Militant atheists don't believe in nothing, of course. In place of religion they have politics, today enrobed in the vestments of "progressivism." They have their symbols, like the little "Darwin Fish" car ornaments and the "We have fossils--We win!" bumper stickers. These serve to proclaim their beliefs to the world just as the "Jesus Fish" ornaments and "Jesus Saves" bumper mottoes do.
The odd (from a logical perspective) thing is that these self-proclaimed scientific progressives display a marked reluctance to apply evolutionary reasoning to their own policies. In the writings of Dawkins (The God Delusion), Hitchens (God Is Not Great) and other prophets of non-belief there is scathing contempt for anyone who advocates for the intelligent design of physical and biological systems. And yet, the same people believe absolutely in the intelligent design of social and economic systems. That is, so long as they and their friends are the designers.* Both social behavior and the design, production, and delivery of goods and services are to be governed by a "higher power." Whether that power is royalty, the Politburo, the Department of Commerce or the EEOC, it's all the same. Call it divine right, fascism, socialism, communism, environmentalism or whatever, it all comes down to the control of society by a central authority. It is socioeconomic Lysenkoism,** an orthodoxy forcing itself on the rest of us, justified by pseudoscience.
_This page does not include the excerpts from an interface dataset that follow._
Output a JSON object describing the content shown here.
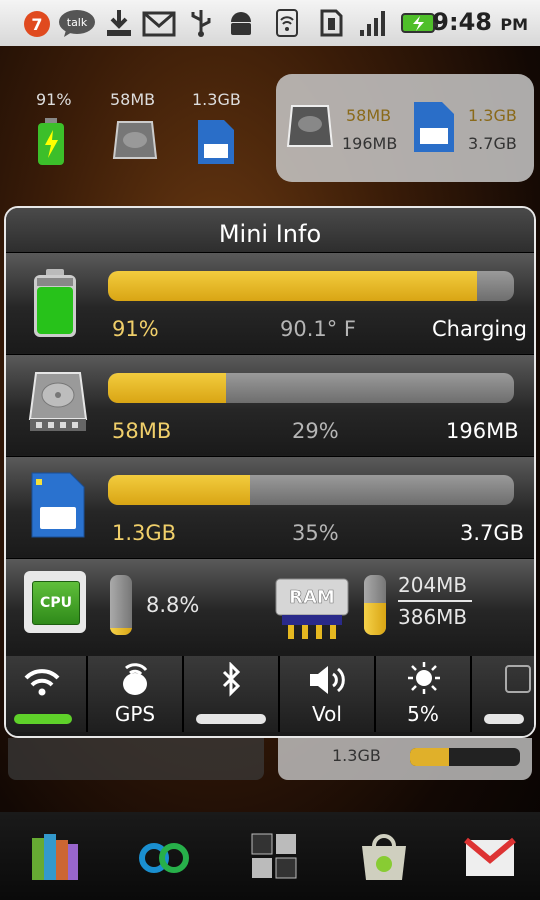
{
  "status_bar": {
    "notification_count": "7",
    "talk_label": "talk",
    "time": "9:48",
    "ampm": "PM",
    "icons": [
      "notification-badge-icon",
      "talk-icon",
      "download-icon",
      "gmail-icon",
      "usb-icon",
      "android-debug-icon",
      "wifi-icon",
      "sim-card-icon",
      "signal-icon",
      "battery-charging-icon"
    ]
  },
  "background_widget": {
    "battery": "91%",
    "internal": "58MB",
    "sd": "1.3GB",
    "panel": {
      "internal_used": "58MB",
      "internal_total": "196MB",
      "sd_used": "1.3GB",
      "sd_total": "3.7GB"
    },
    "lower_sd": "1.3GB"
  },
  "dialog": {
    "title": "Mini Info",
    "battery": {
      "level_label": "91%",
      "level": 0.91,
      "temperature": "90.1° F",
      "status": "Charging"
    },
    "internal": {
      "used": "58MB",
      "percent_label": "29%",
      "percent": 0.29,
      "total": "196MB"
    },
    "sd": {
      "used": "1.3GB",
      "percent_label": "35%",
      "percent": 0.35,
      "total": "3.7GB"
    },
    "cpu": {
      "label": "CPU",
      "usage": "8.8%",
      "level": 0.088
    },
    "ram": {
      "label": "RAM",
      "used": "204MB",
      "total": "386MB",
      "level": 0.53
    },
    "toggles": [
      {
        "name": "wifi",
        "label": "",
        "state_color": "#5fd12a"
      },
      {
        "name": "gps",
        "label": "GPS"
      },
      {
        "name": "bluetooth",
        "label": "",
        "state_color": "#e6e6e6"
      },
      {
        "name": "volume",
        "label": "Vol"
      },
      {
        "name": "brightness",
        "label": "5%"
      },
      {
        "name": "auto-rotate",
        "label": "",
        "state_color": "#e6e6e6"
      }
    ]
  },
  "dock": {
    "icons": [
      "books-icon",
      "infinity-app-icon",
      "launcher-grid-icon",
      "market-icon",
      "gmail-app-icon"
    ]
  },
  "colors": {
    "accent": "#e0b02a",
    "dialog_bg": "#1c1c1c",
    "status_bar": "#e8e8e8"
  }
}
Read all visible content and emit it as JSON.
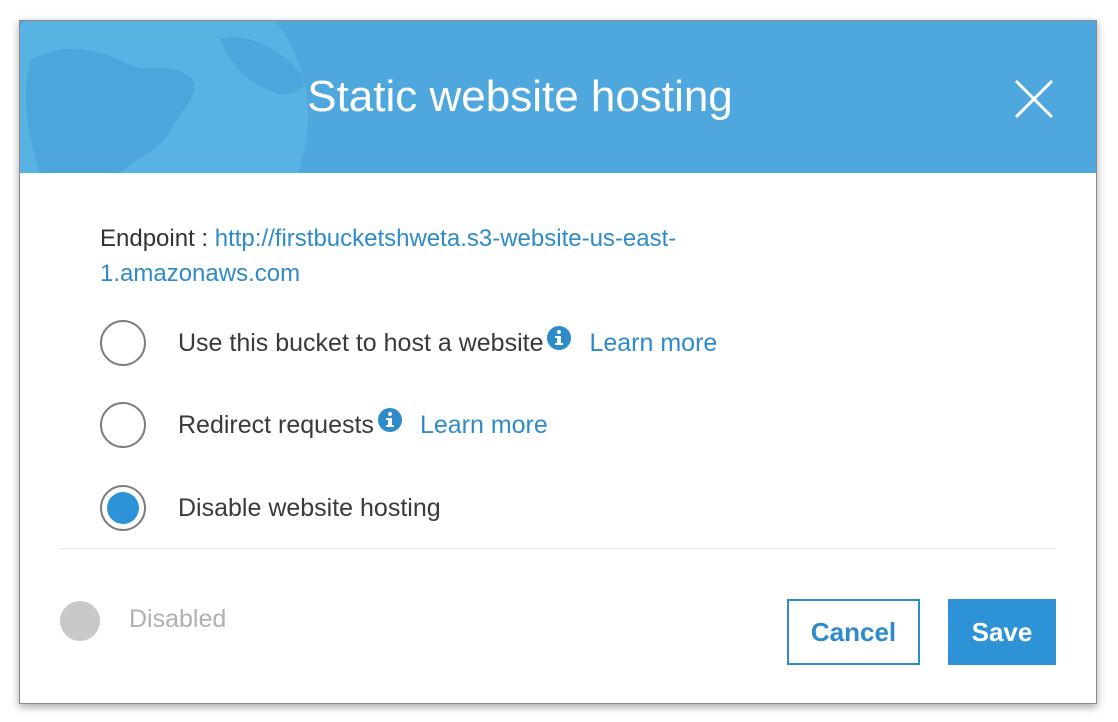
{
  "dialog": {
    "title": "Static website hosting",
    "close_icon": "close-icon",
    "header_color": "#4ea8de"
  },
  "endpoint": {
    "label": "Endpoint : ",
    "url_line1": "http://firstbucketshweta.s3-website-us-east-",
    "url_line2": "1.amazonaws.com"
  },
  "options": [
    {
      "label": "Use this bucket to host a website",
      "learn_more": "Learn more",
      "selected": false,
      "icon": "info-icon"
    },
    {
      "label": "Redirect requests",
      "learn_more": "Learn more",
      "selected": false,
      "icon": "info-icon"
    },
    {
      "label": "Disable website hosting",
      "selected": true
    }
  ],
  "status": {
    "label": "Disabled"
  },
  "buttons": {
    "cancel": "Cancel",
    "save": "Save"
  },
  "colors": {
    "accent": "#2e93d6",
    "link": "#2e8bc9"
  }
}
If one really took the principles of evolution seriously, what policies would make sense? In biology, random variation and selective retention is the principle explaining the adaptation of organic life to environments, including the appearance of entirely new kinds of organisms. By analogy, any socioeconomic system seeking to optimize adaptation and growth must maximize the diversity of goods, services, ideas, and so forth so that those useful and satisfying to people would be chosen and those less so would not. In consumer products, education, housing, transportation, and so on, society should foster innovation---that is, variation--on which selective retention would work. The same goes for modes of life, philosophies, arts, entertainment and the like.
Darwin would recognize this idea. So would Adam Smith. Or Thomas Jefferson. Economically, it's called "free market capitalism." Socially, it's simply called "freedom," as in the Bill of Rights. Intellectually, it's called the "marketplace of ideas," what universities were supposed to be and so seldom are.***
The next time you're harangued by a militant atheist or some other progressive type you might ask them why they deny the validity of evolution by natural selection. Then you can explain, as above. You won't convert them, because ideologies are emotional, not reasoned.
But it's fun to watch them sputter and fume, and at the very least they'll quit annoying you.
* Academics are particularly prone to this fallacy.
** If you don't know about this, you really, really should. Start here:
*** See "The New Plantation," if you haven't already.